> Hamercier Vineyard
> Our "Terroir"
> Grape Growing


Our vineyard property is 15 acres, of which 10 acres are suitable for planting.  It is located at 2,600 ft altitude and has a wonderful view of some of the higher Sierra summits and is surrounded by a striking collection of tall pines and cedars as well as some black oak. 

The first phase of our vineyard, planted in 2002 and replacing existing own-rooted Chardonnay vines (i.e., phylloxera vulnerable), is a 3 acre experimental vineyard intended to determine which grape varieties/clones grow best in our micro-climate and soil (also called "terroir" by educated people) and which ones produce the best wines.  The original planting involved 20 different grape varieties (and multiple clones within each variety).  The second phase will involve grafting over the less successful varieties/clones to the more successful ones and will take place in 2006 and 2007.  The third Phase will involve planting the remaining 7 acres with larger quantities of the most successful varieties/clones and will begin in 2007.  We expect to harvest 30-40 tons of grapes when the vineyard is fully planted and mature, making up roughly half of what we plan to crush eventually, with the other half coming from top growers in surrounding areas.

The original white wine varieties we planted were: Gewurztraminer, Sauvignon Blanc, Semillon, Pinot Gris, Muscat Blanc, Orange Muscat and Viognier.  Emerging white varieties are the two Muscats, Gewurztraminer, Sauvignon Blanc and Semillon.            

Muscat Grapes
Muscat Grapes

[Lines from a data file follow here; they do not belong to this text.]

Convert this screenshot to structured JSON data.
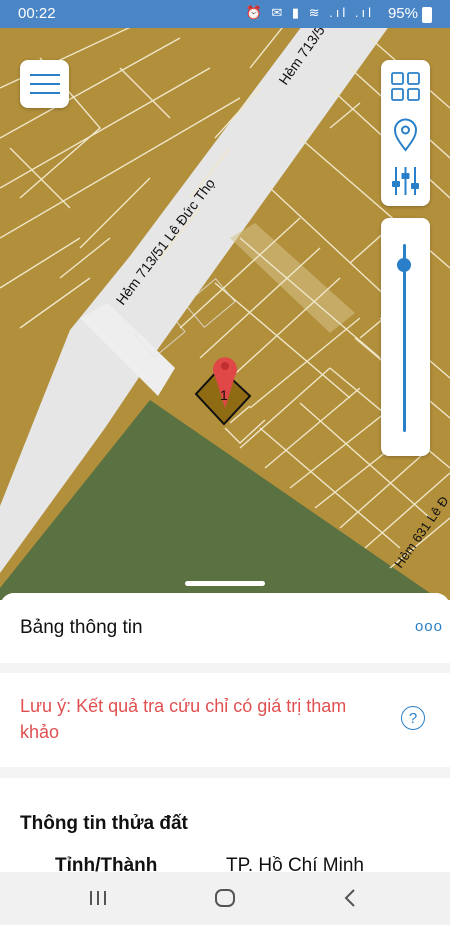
{
  "status_bar": {
    "time": "00:22",
    "battery": "95%"
  },
  "map": {
    "street_labels": [
      "Hẻm 713/5",
      "Hẻm 713/51 Lê Đức Thọ",
      "Hẻm 631 Lê Đ"
    ],
    "marker_label": "1"
  },
  "panel": {
    "title": "Bảng thông tin",
    "more_label": "ooo",
    "notice": "Lưu ý: Kết quả tra cứu chỉ có giá trị tham khảo",
    "help_label": "?",
    "section_title": "Thông tin thửa đất",
    "rows": [
      {
        "label": "Tỉnh/Thành",
        "value": "TP. Hồ Chí Minh"
      }
    ]
  },
  "zoom_level": 0.9,
  "colors": {
    "accent": "#2a80c8",
    "parcel": "#b18f3b",
    "green_area": "#5a7142",
    "notice": "#e05050",
    "status_bar": "#4a86c6"
  }
}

A field blend (i.e., harvested and fermented together) of our Muscats and Gewurztraminer produces a remarkably aromatic wine we called Fleur de Lune, to evoke an equally remarkable and fragrant flower called moonflower. Click here and here for more info on this intriguing flower which only opens at night.  We will expand plantings of these varieties, using purchased grapes until our vines start producing fully.  Ripe Muscat grapes in particular taste so good that the challenge is not to eat too much of it either before ("...honey, I need to go and check the sugar level of the Muscat again, I haven't checked it for at least 6 hrs!") or during harvest.

One of the Sauvignon Blanc clones we planted and which is doing very well is called Musqué and has some Muscat in its lineage, producing a very fruity expression of this often grassy variety.  It is no accident that this variety is being re-discovered in this country because it has so much more personality than some of its often blander competitors, such as Chardonnay, Viognier and Pinot Gris.  Eventually, we plan to offer three types of Sauvignon Blanc (grassy, fruity and a balance of the two), with the ratio of the more fruity Musqué clone to the more conventional grassy clones determining the grassiness/fruitiness balancing act.  Much more appealing than just how buttery a Chardonnay can be made!

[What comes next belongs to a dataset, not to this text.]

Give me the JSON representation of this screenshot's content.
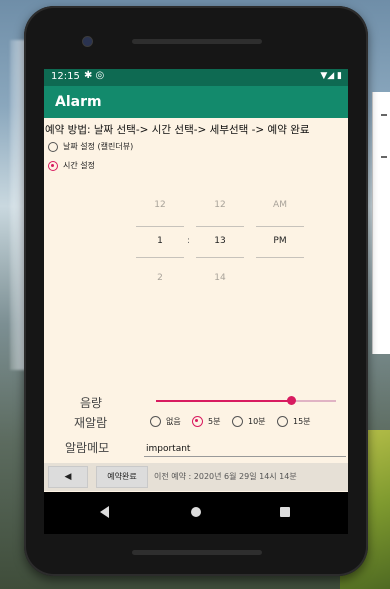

The original red wine varieties were:  Bordeaux varieties (Cabernet Sauvignon, Cabernet Franc, Merlot, Petit Verdot and Malbec),  Rhone varieties (Grenache, Mourvèdre, Syrah, and Petite Sirah), Pinot Noir, Tempranillo, Barbera, and Zinfandel. Our Bordeaux varieties are already producing a powerful field blend we call Cinq Etoiles, exhibiting a level of complexity only attainable when all five components are present. 

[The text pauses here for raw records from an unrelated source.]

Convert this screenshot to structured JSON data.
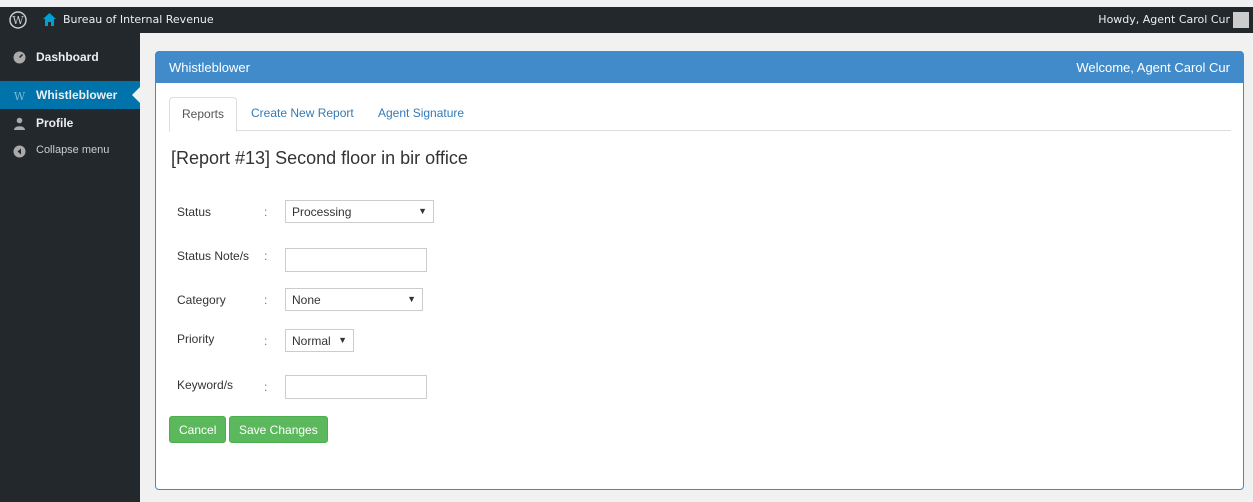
{
  "adminbar": {
    "site_name": "Bureau of Internal Revenue",
    "howdy": "Howdy, Agent Carol Cur"
  },
  "sidebar": {
    "items": [
      {
        "label": "Dashboard",
        "icon": "dashboard-icon"
      },
      {
        "label": "Whistleblower",
        "icon": "whistleblower-icon",
        "active": true
      },
      {
        "label": "Profile",
        "icon": "user-icon"
      },
      {
        "label": "Collapse menu",
        "icon": "collapse-icon"
      }
    ]
  },
  "panel": {
    "title": "Whistleblower",
    "welcome": "Welcome, Agent Carol Cur",
    "tabs": [
      {
        "label": "Reports",
        "active": true
      },
      {
        "label": "Create New Report"
      },
      {
        "label": "Agent Signature"
      }
    ],
    "report_title": "[Report #13] Second floor in bir office",
    "form": {
      "status_label": "Status",
      "status_value": "Processing",
      "status_note_label": "Status Note/s",
      "status_note_value": "",
      "category_label": "Category",
      "category_value": "None",
      "priority_label": "Priority",
      "priority_value": "Normal",
      "keyword_label": "Keyword/s",
      "keyword_value": "",
      "colon": ":"
    },
    "buttons": {
      "cancel": "Cancel",
      "save": "Save Changes"
    }
  },
  "colors": {
    "adminbar": "#23282d",
    "accent": "#0073aa",
    "panel_heading": "#428bca",
    "button": "#5cb85c"
  }
}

Tempranillo, the principal variety used for premium Spanish wines, grows very well in our vineyard and provides top quality grapes and we are expanding plantings of this variety.  This outcome is not surprising because the best growing regions where this grape thrives in Spain are located at about 800-900 meters altitude which is roughly the altitude of our vineyard (2600 ft), and clay also dominates their soil (they even face the same late spring frosts challenges we face).


Petite Sirah is also doing very well and will be developed further, providing deeply colored grapes which can be used either to add color, body, depth and tannin to any blend, even when used in small quantities, or can produce a top quality wine on its own, albeit not for the faint of heart!  Along the same lines we are making two new additions to our vineyard, namely Tannat and Graciano, which can play a similar role as Petite Sirah.  The former can also be vinified as a single variety wine with the challenge being to tame its powerful tannins, a challenge being met admirably in Uruguay in recent years, while a small amount of the latter is the hidden component of the more successful Tempranillo wines produced in Spain.

Late ripening red varieties, such as Barbera, Mourvèdre and Zinfandel did not ripen as fully as required and will be grafted over to the more succesful varieties.  However, we have secured an exceptional grape source for Barbera (Cooper Vineyard in Amador county) and will continue making premium wine with those superb grapes.

> For more detail see our "Terroir" and our Grape Growing sections.